Most use a regular interlocking grip. But some use variations with success:
• The cross-handed, with the left hand under the right, eliminates pushes or pulls.
• The claw puts the left hand on top and right on the bottom, like holding a pencil.
• The belly putter stroke requires a longer shaft that fits near the belly button. It's supposed to create a pendulum motion.
• The split-handed grip is used with a longer putter and the hands split from each other. The stance is open at a 45-degree angle.
There are two in putting, the arching path, which mimics the swing on a drive or iron shot, and straight back, the straight-through method.
There are variations. The belly putter makes the swing like a pendulum. In the side-saddle method, a player puts both feet to one side of the ball and swings like a pendulum. The goal for any of the putts is to have the putter face square at impact.
Lake said the swing plane varies because of how players' arms swing. For some, it is more natural to stand straight up with an arching swing, for others it is better to crouch and use the straight-back method.
"The tour pros, for the most part, have an arching path,'' he said. "Amateurs think keeping it straight is best. It really depends on somebody's physical makeup. Jack Nicklaus was a great straight-back, straight-through putter. Tiger Woods tends to be straight back, straight through. The bottom line for the amateur is hit it square. Doesn't matter how. Just hit it square and repeat it.''
Brian Lake remembers a time about five years ago when he gave a lesson on putting that seemed to make a difference. The student understood what Lake was saying, made the adjustments and started putting better. It was such a good lesson, the director of golf at Pasadena Yacht and Country Club Lake said: "I thought, 'I should write that down.' Then I started writing down other ideas, and five years later I had enough for a book.'' Putt Like a Pro hit the market in late March. It breaks down all aspects of putting in 10 chapters. Lake gives us five tips to better putting.
Aim and distance
Putting starts with touch, and Lake suggests the best way to establish a feel on the green is to practice the short, straight ones first.
"First putt of the day, you want to pick a 3-footer, dead straight. You don't want any breaks that aren't telling you if you're straight or not. If you pull it or push it, then we've got something to work on. If it goes in, then we want to repeat and repeat.''
He's not suggesting a Phil Mickelson-type regime. The world's No. 2 golfer will make 100 straight 3-footers before moving to the next drill. But try to make 10 straight, then move to 6 feet, then 10 feet. The purpose is distance control.
• Place six or eight balls in a circle around the hole, 3 feet away. If you miss, replace the balls and start over.
• Place two tees about 3 inches apart, and place your ball 3 feet away. The expectation is to hit it between the tees, with your expected number rising as you progress.

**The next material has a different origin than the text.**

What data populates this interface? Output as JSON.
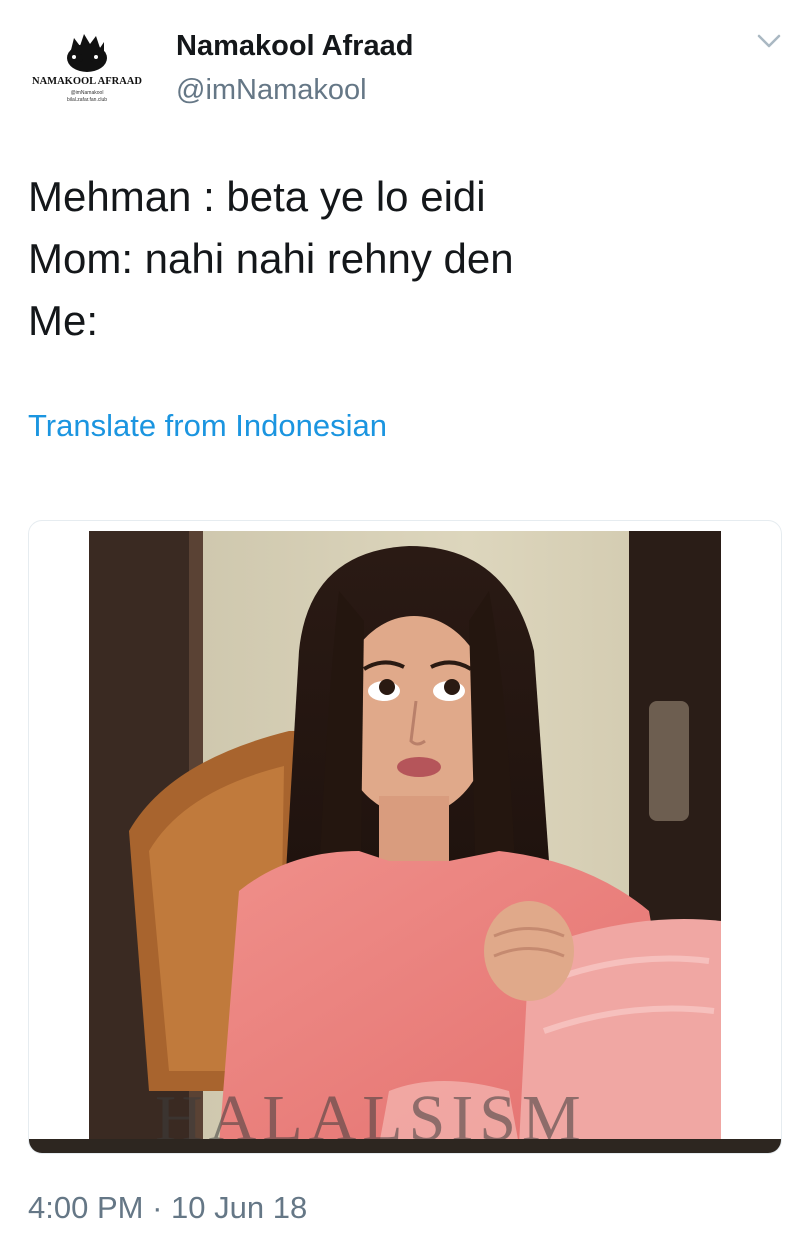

• Place three irons on the green, end to end but separated by a club length. The object is to putt and have the ball stop within the length of each iron. Start with the first iron, about 3 feet away, then move to the next, about 9 feet away, and so on.
"Distance control is best done without a hole,'' Lake said. "We're not worried about direction; we're worried about distance.''
The right putter
There are putters with center shafts, offset shafts, with mallets and with blades. Some have longer shafts; some are set back from the shaft. Lake says players should be fitted for a putter if they are serious about the game.
"A center-shafted putter is excellent for straight back, straight through,'' he said. "You want the putter with the shaft on the end if you have an arching stroke.
"Those putters with the big stinking heads on them are all designed for the sweet spot. If you miss the sweet spot a little bit, those big putters are going to be more forgiving. If you always hit the sweet spot, then you can use any old blade-type putter.''
Make it interesting
The drills can sometimes get tedious, so Lake suggests:
• Par-2 game: An ace is a birdie, threes are bogeys, etc. … Keep score, and try to beat it the next time.
• Match play: The winner of the hole gets to pick the next hole. Play a predetermined number of holes, a certain amount of time or until a player wins a certain number of holes.
• Target practice: This one takes some twine and tees. Wrap the twine around a tee and create a circle 1 foot around the hole, then another about 2 feet from the hole and another about 4 feet away. It creates a bull's-eye pattern. Hole out for 10 points; the next circle is five; the middle circle is three, and the outer circle is one. Take 10 putts, and the player with the most points wins.
• To-the-line drill: Draw a straight line, or find a crack (could be on a green or sidewalk or living room). Each player stands 10 feet from the line on opposite sides. Each putts and closest to the line wins. First to five points wins, then switch sides.
• Horse: One player picks a putt, and it if is holed, the others must make it or they get a letter. A player reaching H-O-R-S-E is out.
• Twenty-one: A player chooses a putt at least 40 feet long. The player closest to the hole earns a point, 10 points for the first to hole the putt. If a player three-putts, everyone else gets three points. If a second player three-putts, those who have not three-putted each get six points. First to 21 wins.
Rodney Page can be reached at firstname.lastname@example.org or (727) 893-8810.